═══ DATA SECTION ═══

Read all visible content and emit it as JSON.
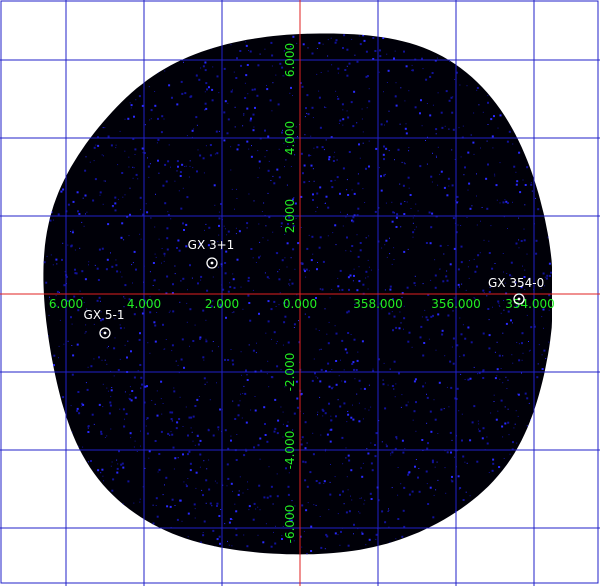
{
  "colors": {
    "background": "#ffffff",
    "sky_fill": "#000008",
    "grid": "#2020c8",
    "axes": "#e02020",
    "tick_labels": "#22ee22",
    "source_markers": "#ffffff",
    "noise": "#1a1acc"
  },
  "axes": {
    "longitude_labels": [
      "6.000",
      "4.000",
      "2.000",
      "0.000",
      "358.000",
      "356.000",
      "354.000"
    ],
    "latitude_labels": [
      "6.000",
      "4.000",
      "2.000",
      "-2.000",
      "-4.000",
      "-6.000"
    ]
  },
  "sources": [
    {
      "name": "GX 3+1"
    },
    {
      "name": "GX 5-1"
    },
    {
      "name": "GX 354-0"
    }
  ]
}
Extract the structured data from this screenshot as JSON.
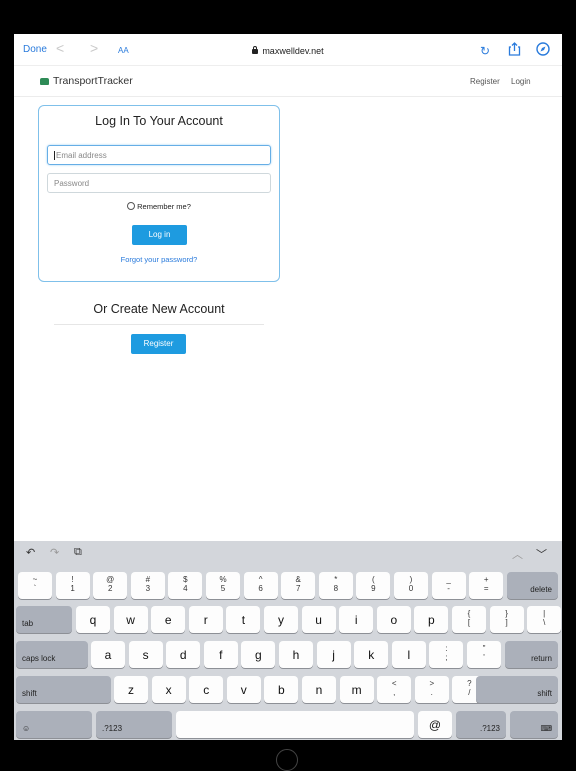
{
  "browser": {
    "done_label": "Done",
    "back_glyph": "<",
    "forward_glyph": ">",
    "text_size_label": "AA",
    "url": "maxwelldev.net",
    "reload_glyph": "↻"
  },
  "site": {
    "brand": "TransportTracker",
    "nav": {
      "register": "Register",
      "login": "Login"
    }
  },
  "login": {
    "title": "Log In To Your Account",
    "email_placeholder": "Email address",
    "password_placeholder": "Password",
    "remember_label": "Remember me?",
    "login_button": "Log in",
    "forgot_link": "Forgot your password?"
  },
  "create": {
    "title": "Or Create New Account",
    "register_button": "Register"
  },
  "keyboard": {
    "toolbar": {
      "undo": "↶",
      "redo": "↷",
      "paste": "⧉",
      "up": "︿",
      "down": "﹀"
    },
    "row1": [
      {
        "top": "~",
        "bottom": "`"
      },
      {
        "top": "!",
        "bottom": "1"
      },
      {
        "top": "@",
        "bottom": "2"
      },
      {
        "top": "#",
        "bottom": "3"
      },
      {
        "top": "$",
        "bottom": "4"
      },
      {
        "top": "%",
        "bottom": "5"
      },
      {
        "top": "^",
        "bottom": "6"
      },
      {
        "top": "&",
        "bottom": "7"
      },
      {
        "top": "*",
        "bottom": "8"
      },
      {
        "top": "(",
        "bottom": "9"
      },
      {
        "top": ")",
        "bottom": "0"
      },
      {
        "top": "_",
        "bottom": "-"
      },
      {
        "top": "+",
        "bottom": "="
      }
    ],
    "delete": "delete",
    "tab": "tab",
    "row2": [
      "q",
      "w",
      "e",
      "r",
      "t",
      "y",
      "u",
      "i",
      "o",
      "p"
    ],
    "row2_sym": [
      {
        "top": "{",
        "bottom": "["
      },
      {
        "top": "}",
        "bottom": "]"
      },
      {
        "top": "|",
        "bottom": "\\"
      }
    ],
    "caps": "caps lock",
    "row3": [
      "a",
      "s",
      "d",
      "f",
      "g",
      "h",
      "j",
      "k",
      "l"
    ],
    "row3_sym": [
      {
        "top": ":",
        "bottom": ";"
      },
      {
        "top": "\"",
        "bottom": "'"
      }
    ],
    "return": "return",
    "shift": "shift",
    "row4": [
      "z",
      "x",
      "c",
      "v",
      "b",
      "n",
      "m"
    ],
    "row4_sym": [
      {
        "top": "<",
        "bottom": ","
      },
      {
        "top": ">",
        "bottom": "."
      },
      {
        "top": "?",
        "bottom": "/"
      }
    ],
    "emoji": "☺",
    "num": ".?123",
    "at": "@",
    "hide": "⌨"
  }
}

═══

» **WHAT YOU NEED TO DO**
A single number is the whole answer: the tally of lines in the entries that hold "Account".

» **YOUR RESPONSE**
2